The CPI is based on prices of food, clothing, shelter, and fuels, transportation fares, charges for doctors' and dentists' services, drugs, and the other goods and services that people buy for day-to-day living. Each month, prices are collected in 75 urban areas across the country from about 5,000 housing units and approximately 22,000 retail establishments--department stores, supermarkets, hospitals, filling stations, and other types of stores and service establishments. All taxes directly associated with the purchase and use of items are included in the index.
The index measures price changes from a designated reference date (1982-84) that equals 100.0. An increase of 16.5 percent, for example, is shown as 116.5. This change can also be expressed in dollars as follows: the price of a base period "market basket" of goods and services in the CPI has risen from $10 in 1982-84 to $11.65. For further details, see the CPI home page on the Internet at www.bls.gov/cpi and the BLS Handbook of Methods, Chapter 17, The Consumer Price Index, available on the Internet at www.bls.gov/opub/hom/pdf/homch17.pdf.
In calculating the index, price changes for the various items in each location are averaged together with weights that represent their importance in the spending of the appropriate population group. Local data are then combined to obtain a U.S. city average. Because the sample size of a local area is smaller, the local area index is subject to substantially more sampling and other measurement error than the national index.

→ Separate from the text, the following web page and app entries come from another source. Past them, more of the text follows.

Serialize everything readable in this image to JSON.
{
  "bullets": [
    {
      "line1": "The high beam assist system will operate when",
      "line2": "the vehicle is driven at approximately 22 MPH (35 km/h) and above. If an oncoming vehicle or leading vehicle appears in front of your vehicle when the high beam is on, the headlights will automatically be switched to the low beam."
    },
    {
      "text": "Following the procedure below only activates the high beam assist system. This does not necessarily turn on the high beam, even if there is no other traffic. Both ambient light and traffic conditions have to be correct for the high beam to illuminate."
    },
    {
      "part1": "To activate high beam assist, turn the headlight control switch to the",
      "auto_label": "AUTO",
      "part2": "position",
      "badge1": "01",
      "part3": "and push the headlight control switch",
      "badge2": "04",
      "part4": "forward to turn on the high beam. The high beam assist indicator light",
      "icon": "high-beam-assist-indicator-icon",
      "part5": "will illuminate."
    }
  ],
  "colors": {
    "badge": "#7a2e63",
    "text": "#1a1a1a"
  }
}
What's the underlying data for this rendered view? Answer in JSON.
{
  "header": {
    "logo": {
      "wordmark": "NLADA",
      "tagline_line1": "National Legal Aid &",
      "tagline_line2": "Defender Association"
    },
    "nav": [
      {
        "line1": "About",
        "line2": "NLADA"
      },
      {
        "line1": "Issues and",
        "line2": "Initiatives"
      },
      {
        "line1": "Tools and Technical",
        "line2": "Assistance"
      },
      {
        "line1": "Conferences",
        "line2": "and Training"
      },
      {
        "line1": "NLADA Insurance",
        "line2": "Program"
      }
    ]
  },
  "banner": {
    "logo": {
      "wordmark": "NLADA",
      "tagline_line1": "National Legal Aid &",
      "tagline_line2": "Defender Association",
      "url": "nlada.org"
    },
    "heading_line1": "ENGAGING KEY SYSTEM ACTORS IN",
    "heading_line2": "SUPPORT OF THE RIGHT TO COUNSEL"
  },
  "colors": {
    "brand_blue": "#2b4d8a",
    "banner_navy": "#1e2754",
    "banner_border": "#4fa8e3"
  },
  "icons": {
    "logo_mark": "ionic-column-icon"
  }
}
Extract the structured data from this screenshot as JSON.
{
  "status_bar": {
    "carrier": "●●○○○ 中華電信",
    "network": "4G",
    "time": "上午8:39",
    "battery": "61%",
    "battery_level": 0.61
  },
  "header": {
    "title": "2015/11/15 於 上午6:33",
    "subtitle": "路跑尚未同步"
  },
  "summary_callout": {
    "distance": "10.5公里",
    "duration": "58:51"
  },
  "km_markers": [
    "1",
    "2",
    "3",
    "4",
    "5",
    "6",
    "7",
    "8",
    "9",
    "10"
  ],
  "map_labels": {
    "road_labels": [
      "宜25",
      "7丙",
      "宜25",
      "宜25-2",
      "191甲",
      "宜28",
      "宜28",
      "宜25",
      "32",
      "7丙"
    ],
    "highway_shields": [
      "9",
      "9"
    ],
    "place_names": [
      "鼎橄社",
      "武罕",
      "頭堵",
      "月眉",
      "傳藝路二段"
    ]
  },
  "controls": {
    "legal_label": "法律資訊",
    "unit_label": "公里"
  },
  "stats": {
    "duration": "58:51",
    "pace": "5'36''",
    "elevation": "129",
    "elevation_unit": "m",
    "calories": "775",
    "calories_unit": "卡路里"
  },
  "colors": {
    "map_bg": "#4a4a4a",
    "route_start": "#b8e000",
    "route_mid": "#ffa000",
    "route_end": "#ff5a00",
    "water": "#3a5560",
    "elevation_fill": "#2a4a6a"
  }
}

In addition, local indexes are not adjusted for seasonal influences. As a result, local area indexes show greater volatility than the national index, although their long-term trends are quite similar. NOTE: Area indexes do not measure differences in the level of prices between cities; they only measure the average change in prices for each area since the base period.
The Dallas-Fort Worth-Arlington, Texas, Core Based Statistical Area includes Collin, Dallas, Denton, Ellis, Hood, Hunt, Johnson, Kaufman, Parker, Rockwall, Somervell, Tarrant, and Wise Counties.
Information in this release will be made available to sensory impaired individuals upon request. Voice phone: (202) 691-5200; Federal Relay Service: (800) 877-8339.
|Item and Group||Indexes||Percent change from -|
All items (1967 = 100)
Food and beverages
Food at home
Cereals and bakery products
Meats, poultry, fish, and eggs
Dairy and related products
Fruits and vegetables
Nonalcoholic beverages and beverage materials(1)
Other food at home
Food away from home
Rent of primary residence
Owners' equivalent rent of residences(2)
Owners' equivalent rent of primary residence(2)
Fuels and utilities
Utility (piped) gas service
Household furnishings and operations
New and used motor vehicles(3)
Used cars and trucks(1)
Gasoline (all types)
Gasoline, unleaded regular(4)
Gasoline, unleaded premium(4)
Motor vehicle insurance(1)
Education and communication(3)
Tuition, other school fees, and childcare(1)
Other goods and services
Commodity and service group
Commodities less food and beverages
Nondurables less food and beverages
Special aggregate indexes
All items less shelter
All items less medical care
Commodities less food
Nondurables less food
Services less rent of shelter(2)
Services less medical care services
All items less energy
All items less food and energy
- Data not available.
Last Modified Date: Wednesday, February 13, 2019